• _WHAT TO WORK ON_
Filter the records, keeping every line that has the string "title".
☆ ☆ ☆
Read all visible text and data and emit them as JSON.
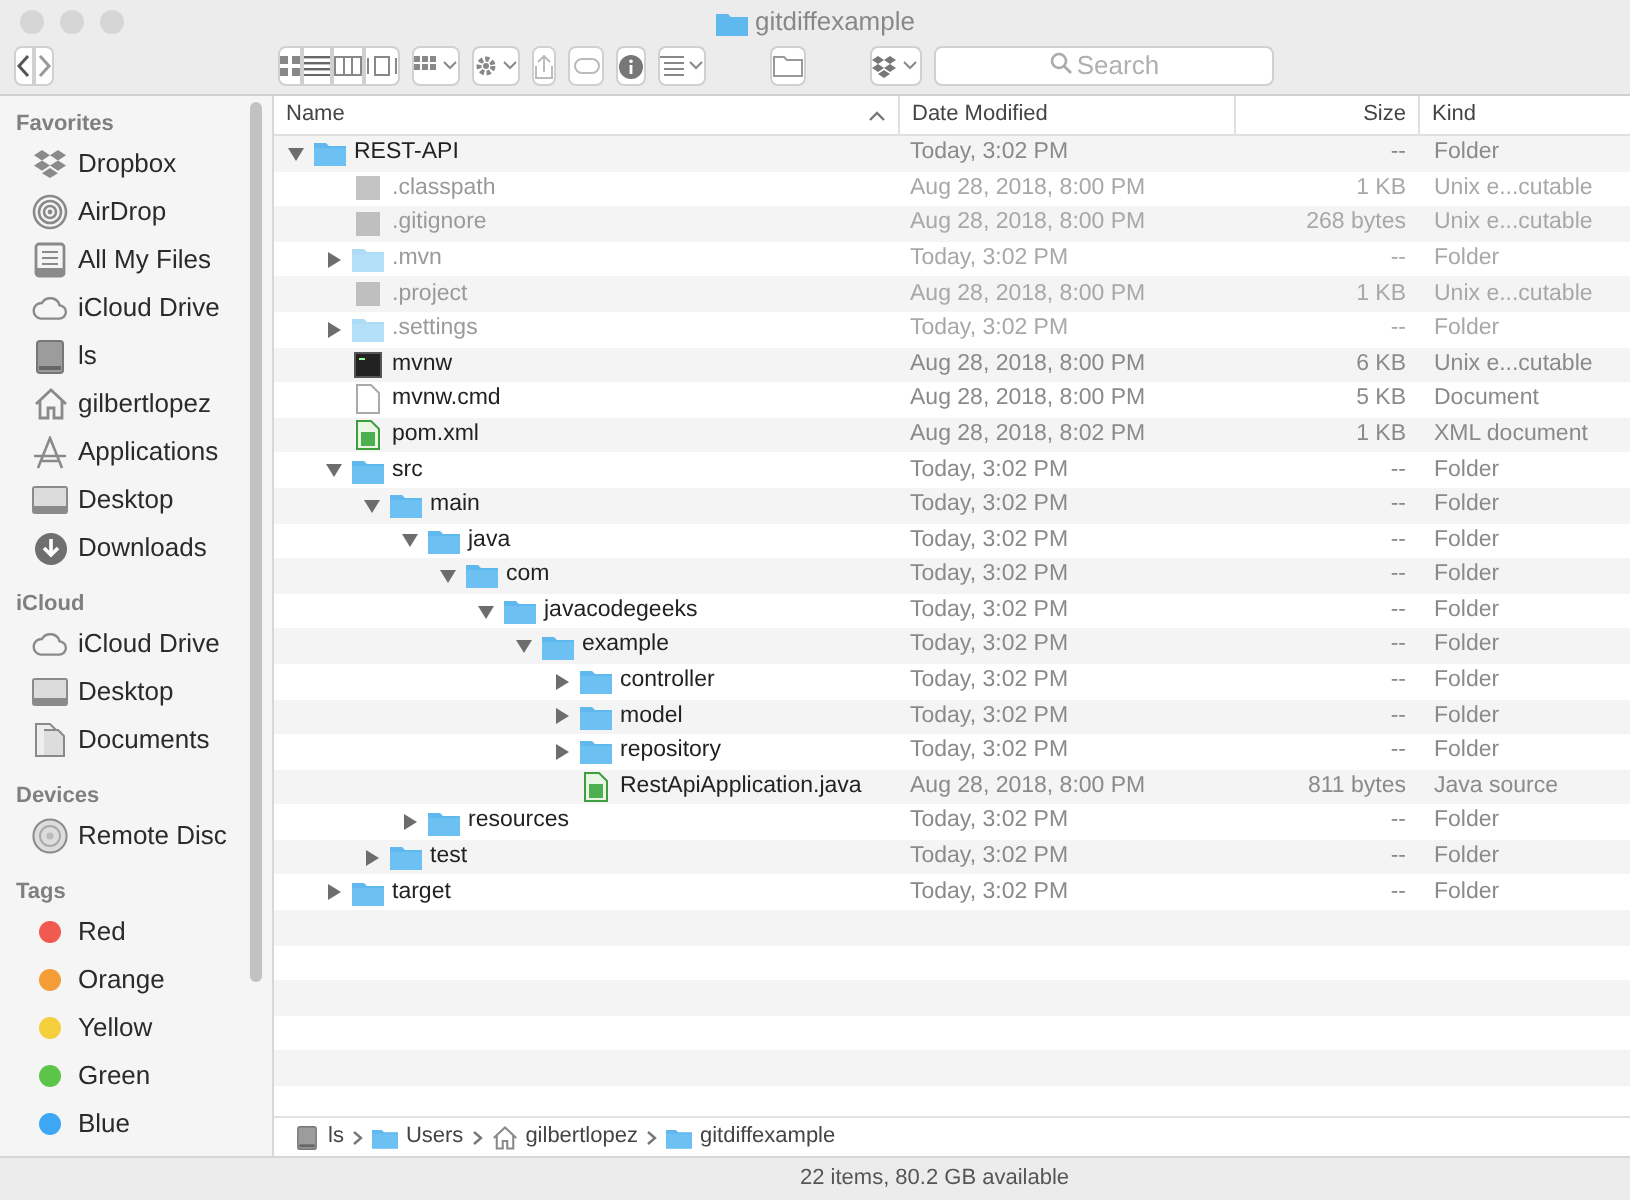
{
  "window": {
    "title": "gitdiffexample"
  },
  "toolbar": {
    "search": {
      "placeholder": "Search"
    }
  },
  "sidebar": {
    "sections": [
      {
        "heading": "Favorites",
        "items": [
          {
            "label": "Dropbox",
            "kind": "dropbox"
          },
          {
            "label": "AirDrop",
            "kind": "airdrop"
          },
          {
            "label": "All My Files",
            "kind": "files"
          },
          {
            "label": "iCloud Drive",
            "kind": "cloud"
          },
          {
            "label": "ls",
            "kind": "disk"
          },
          {
            "label": "gilbertlopez",
            "kind": "home"
          },
          {
            "label": "Applications",
            "kind": "apps"
          },
          {
            "label": "Desktop",
            "kind": "desktop"
          },
          {
            "label": "Downloads",
            "kind": "downloads"
          }
        ]
      },
      {
        "heading": "iCloud",
        "items": [
          {
            "label": "iCloud Drive",
            "kind": "cloud"
          },
          {
            "label": "Desktop",
            "kind": "desktop"
          },
          {
            "label": "Documents",
            "kind": "documents"
          }
        ]
      },
      {
        "heading": "Devices",
        "items": [
          {
            "label": "Remote Disc",
            "kind": "disc"
          }
        ]
      },
      {
        "heading": "Tags",
        "items": [
          {
            "label": "Red",
            "kind": "tag",
            "color": "#f05a4f"
          },
          {
            "label": "Orange",
            "kind": "tag",
            "color": "#f39c38"
          },
          {
            "label": "Yellow",
            "kind": "tag",
            "color": "#f5cf3b"
          },
          {
            "label": "Green",
            "kind": "tag",
            "color": "#5cc448"
          },
          {
            "label": "Blue",
            "kind": "tag",
            "color": "#3ea7f5"
          }
        ]
      }
    ]
  },
  "table": {
    "columns": [
      "Name",
      "Date Modified",
      "Size",
      "Kind"
    ],
    "rows": [
      {
        "name": "REST-API",
        "kind": "folder",
        "hidden": false,
        "expanded": true,
        "date": "Today, 3:02 PM",
        "size": "--",
        "type": "Folder",
        "children": [
          {
            "name": ".classpath",
            "kind": "generic",
            "hidden": true,
            "date": "Aug 28, 2018, 8:00 PM",
            "size": "1 KB",
            "type": "Unix e...cutable"
          },
          {
            "name": ".gitignore",
            "kind": "generic",
            "hidden": true,
            "date": "Aug 28, 2018, 8:00 PM",
            "size": "268 bytes",
            "type": "Unix e...cutable"
          },
          {
            "name": ".mvn",
            "kind": "folder",
            "hidden": true,
            "expanded": false,
            "date": "Today, 3:02 PM",
            "size": "--",
            "type": "Folder"
          },
          {
            "name": ".project",
            "kind": "generic",
            "hidden": true,
            "date": "Aug 28, 2018, 8:00 PM",
            "size": "1 KB",
            "type": "Unix e...cutable"
          },
          {
            "name": ".settings",
            "kind": "folder",
            "hidden": true,
            "expanded": false,
            "date": "Today, 3:02 PM",
            "size": "--",
            "type": "Folder"
          },
          {
            "name": "mvnw",
            "kind": "terminal",
            "hidden": false,
            "date": "Aug 28, 2018, 8:00 PM",
            "size": "6 KB",
            "type": "Unix e...cutable"
          },
          {
            "name": "mvnw.cmd",
            "kind": "document",
            "hidden": false,
            "date": "Aug 28, 2018, 8:00 PM",
            "size": "5 KB",
            "type": "Document"
          },
          {
            "name": "pom.xml",
            "kind": "code",
            "hidden": false,
            "date": "Aug 28, 2018, 8:02 PM",
            "size": "1 KB",
            "type": "XML document"
          },
          {
            "name": "src",
            "kind": "folder",
            "hidden": false,
            "expanded": true,
            "date": "Today, 3:02 PM",
            "size": "--",
            "type": "Folder",
            "children": [
              {
                "name": "main",
                "kind": "folder",
                "hidden": false,
                "expanded": true,
                "date": "Today, 3:02 PM",
                "size": "--",
                "type": "Folder",
                "children": [
                  {
                    "name": "java",
                    "kind": "folder",
                    "hidden": false,
                    "expanded": true,
                    "date": "Today, 3:02 PM",
                    "size": "--",
                    "type": "Folder",
                    "children": [
                      {
                        "name": "com",
                        "kind": "folder",
                        "hidden": false,
                        "expanded": true,
                        "date": "Today, 3:02 PM",
                        "size": "--",
                        "type": "Folder",
                        "children": [
                          {
                            "name": "javacodegeeks",
                            "kind": "folder",
                            "hidden": false,
                            "expanded": true,
                            "date": "Today, 3:02 PM",
                            "size": "--",
                            "type": "Folder",
                            "children": [
                              {
                                "name": "example",
                                "kind": "folder",
                                "hidden": false,
                                "expanded": true,
                                "date": "Today, 3:02 PM",
                                "size": "--",
                                "type": "Folder",
                                "children": [
                                  {
                                    "name": "controller",
                                    "kind": "folder",
                                    "hidden": false,
                                    "expanded": false,
                                    "date": "Today, 3:02 PM",
                                    "size": "--",
                                    "type": "Folder"
                                  },
                                  {
                                    "name": "model",
                                    "kind": "folder",
                                    "hidden": false,
                                    "expanded": false,
                                    "date": "Today, 3:02 PM",
                                    "size": "--",
                                    "type": "Folder"
                                  },
                                  {
                                    "name": "repository",
                                    "kind": "folder",
                                    "hidden": false,
                                    "expanded": false,
                                    "date": "Today, 3:02 PM",
                                    "size": "--",
                                    "type": "Folder"
                                  },
                                  {
                                    "name": "RestApiApplication.java",
                                    "kind": "code",
                                    "hidden": false,
                                    "date": "Aug 28, 2018, 8:00 PM",
                                    "size": "811 bytes",
                                    "type": "Java source"
                                  }
                                ]
                              }
                            ]
                          }
                        ]
                      }
                    ]
                  },
                  {
                    "name": "resources",
                    "kind": "folder",
                    "hidden": false,
                    "expanded": false,
                    "date": "Today, 3:02 PM",
                    "size": "--",
                    "type": "Folder"
                  }
                ]
              },
              {
                "name": "test",
                "kind": "folder",
                "hidden": false,
                "expanded": false,
                "date": "Today, 3:02 PM",
                "size": "--",
                "type": "Folder"
              }
            ]
          },
          {
            "name": "target",
            "kind": "folder",
            "hidden": false,
            "expanded": false,
            "date": "Today, 3:02 PM",
            "size": "--",
            "type": "Folder"
          }
        ]
      }
    ]
  },
  "path_bar": [
    {
      "label": "ls",
      "kind": "disk"
    },
    {
      "label": "Users",
      "kind": "folder"
    },
    {
      "label": "gilbertlopez",
      "kind": "home"
    },
    {
      "label": "gitdiffexample",
      "kind": "folder"
    }
  ],
  "status_bar": "22 items, 80.2 GB available"
}
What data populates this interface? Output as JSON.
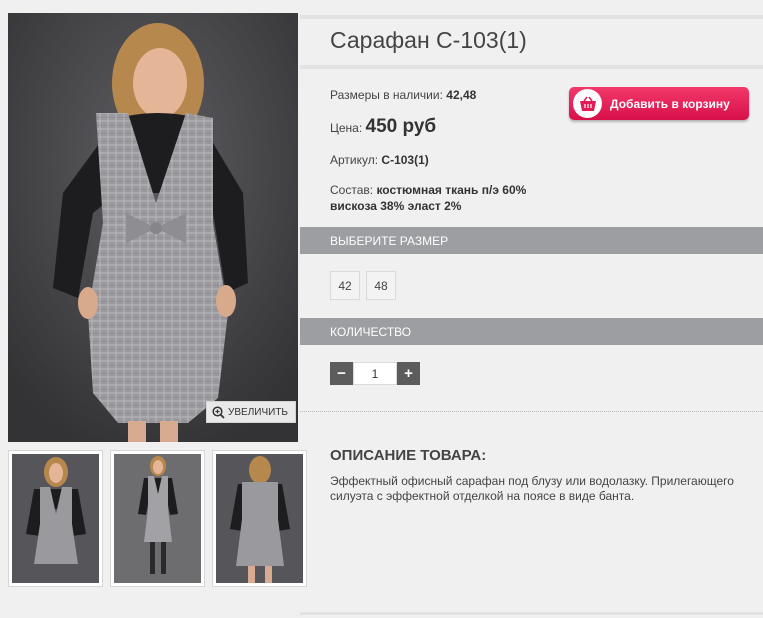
{
  "product": {
    "title": "Сарафан С-103(1)",
    "sizes_label": "Размеры в наличии:",
    "sizes_value": "42,48",
    "price_label": "Цена:",
    "price_value": "450 руб",
    "sku_label": "Артикул:",
    "sku_value": "С-103(1)",
    "composition_label": "Состав:",
    "composition_line1": "костюмная ткань п/э 60%",
    "composition_line2": "вискоза 38% эласт 2%"
  },
  "cart_button": {
    "label": "Добавить в корзину",
    "icon": "basket-icon",
    "color": "#e21c56"
  },
  "zoom_button": {
    "label": "УВЕЛИЧИТЬ",
    "icon": "zoom-in-icon"
  },
  "size_section": {
    "label": "ВЫБЕРИТЕ РАЗМЕР",
    "options": [
      "42",
      "48"
    ]
  },
  "quantity_section": {
    "label": "КОЛИЧЕСТВО",
    "minus": "−",
    "plus": "+",
    "value": "1"
  },
  "description": {
    "title": "ОПИСАНИЕ ТОВАРА:",
    "text": "Эффектный офисный сарафан под блузу или водолазку. Прилегающего силуэта с эффектной отделкой на поясе в виде банта."
  },
  "colors": {
    "section_bar": "#9c9ea2",
    "accent": "#e21c56",
    "background": "#f0f0f0"
  }
}
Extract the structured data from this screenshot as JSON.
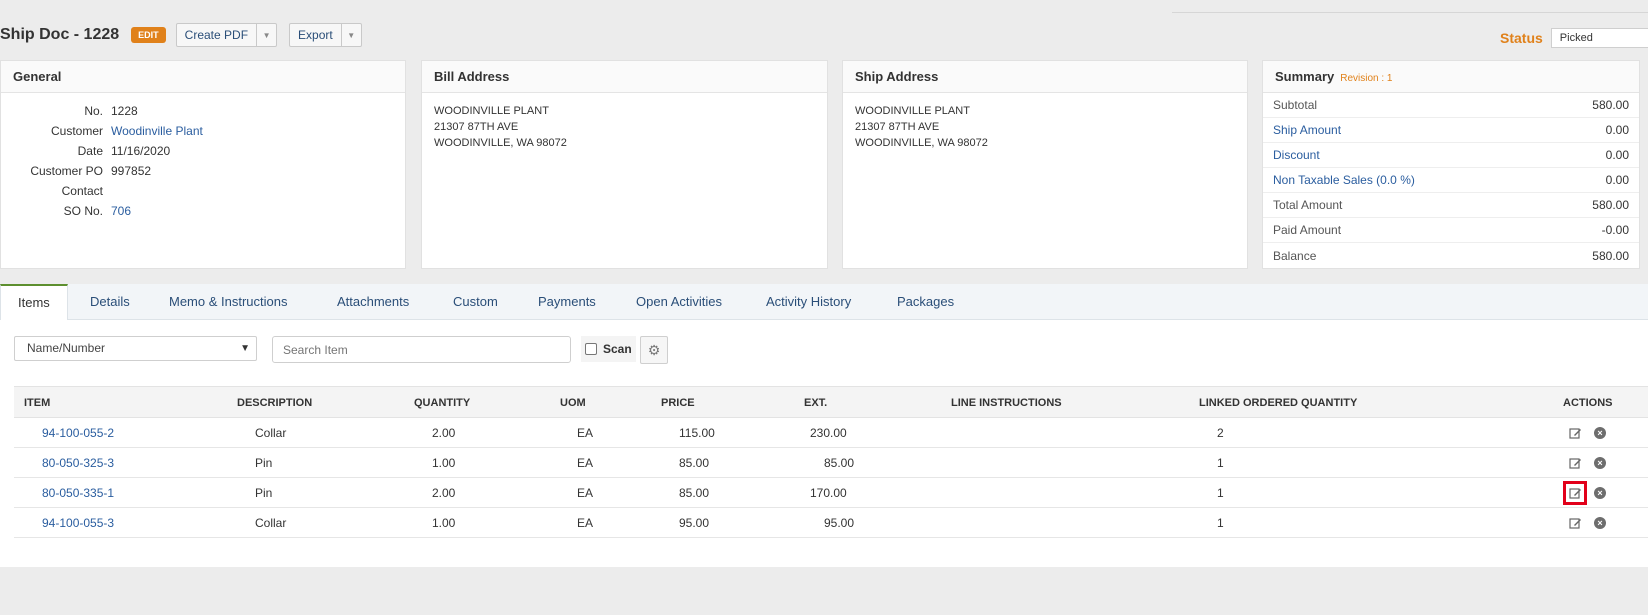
{
  "header": {
    "title": "Ship Doc - 1228",
    "edit_badge": "EDIT",
    "create_pdf_label": "Create PDF",
    "export_label": "Export",
    "status_label": "Status",
    "status_value": "Picked"
  },
  "general": {
    "title": "General",
    "rows": [
      {
        "k": "No.",
        "v": "1228"
      },
      {
        "k": "Customer",
        "v": "Woodinville Plant"
      },
      {
        "k": "Date",
        "v": "11/16/2020"
      },
      {
        "k": "Customer PO",
        "v": "997852"
      },
      {
        "k": "Contact",
        "v": ""
      },
      {
        "k": "SO No.",
        "v": "706"
      }
    ]
  },
  "bill_address": {
    "title": "Bill Address",
    "lines": [
      "WOODINVILLE PLANT",
      "21307 87TH AVE",
      "WOODINVILLE, WA 98072"
    ]
  },
  "ship_address": {
    "title": "Ship Address",
    "lines": [
      "WOODINVILLE PLANT",
      "21307 87TH AVE",
      "WOODINVILLE, WA 98072"
    ]
  },
  "summary": {
    "title": "Summary",
    "revision": "Revision : 1",
    "rows": [
      {
        "k": "Subtotal",
        "v": "580.00"
      },
      {
        "k": "Ship Amount",
        "v": "0.00"
      },
      {
        "k": "Discount",
        "v": "0.00"
      },
      {
        "k": "Non Taxable Sales (0.0 %)",
        "v": "0.00"
      },
      {
        "k": "Total Amount",
        "v": "580.00"
      },
      {
        "k": "Paid Amount",
        "v": "-0.00"
      },
      {
        "k": "Balance",
        "v": "580.00"
      }
    ]
  },
  "tabs": [
    "Items",
    "Details",
    "Memo & Instructions",
    "Attachments",
    "Custom",
    "Payments",
    "Open Activities",
    "Activity History",
    "Packages"
  ],
  "filters": {
    "select_value": "Name/Number",
    "search_placeholder": "Search Item",
    "scan_label": "Scan"
  },
  "grid": {
    "columns": [
      "ITEM",
      "DESCRIPTION",
      "QUANTITY",
      "UOM",
      "PRICE",
      "EXT.",
      "LINE INSTRUCTIONS",
      "LINKED ORDERED QUANTITY",
      "ACTIONS"
    ],
    "rows": [
      {
        "item": "94-100-055-2",
        "desc": "Collar",
        "qty": "2.00",
        "uom": "EA",
        "price": "115.00",
        "ext": "230.00",
        "instr": "",
        "linked": "2"
      },
      {
        "item": "80-050-325-3",
        "desc": "Pin",
        "qty": "1.00",
        "uom": "EA",
        "price": "85.00",
        "ext": "85.00",
        "instr": "",
        "linked": "1"
      },
      {
        "item": "80-050-335-1",
        "desc": "Pin",
        "qty": "2.00",
        "uom": "EA",
        "price": "85.00",
        "ext": "170.00",
        "instr": "",
        "linked": "1"
      },
      {
        "item": "94-100-055-3",
        "desc": "Collar",
        "qty": "1.00",
        "uom": "EA",
        "price": "95.00",
        "ext": "95.00",
        "instr": "",
        "linked": "1"
      }
    ]
  },
  "colors": {
    "accent": "#e0811a",
    "link": "#2a5d9f",
    "highlight": "#e2001a"
  }
}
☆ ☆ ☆
• _EXERCISE SOLUTION_
    "title": "gitdiffexample"
    "title": "Сарафан С-103(1)",
    "title": "ОПИСАНИЕ ТОВАРА:",
    "title": "Ship Doc - 1228",
    "title": "General",
    "title": "Bill Address",
    "title": "Ship Address",
    "title": "Summary",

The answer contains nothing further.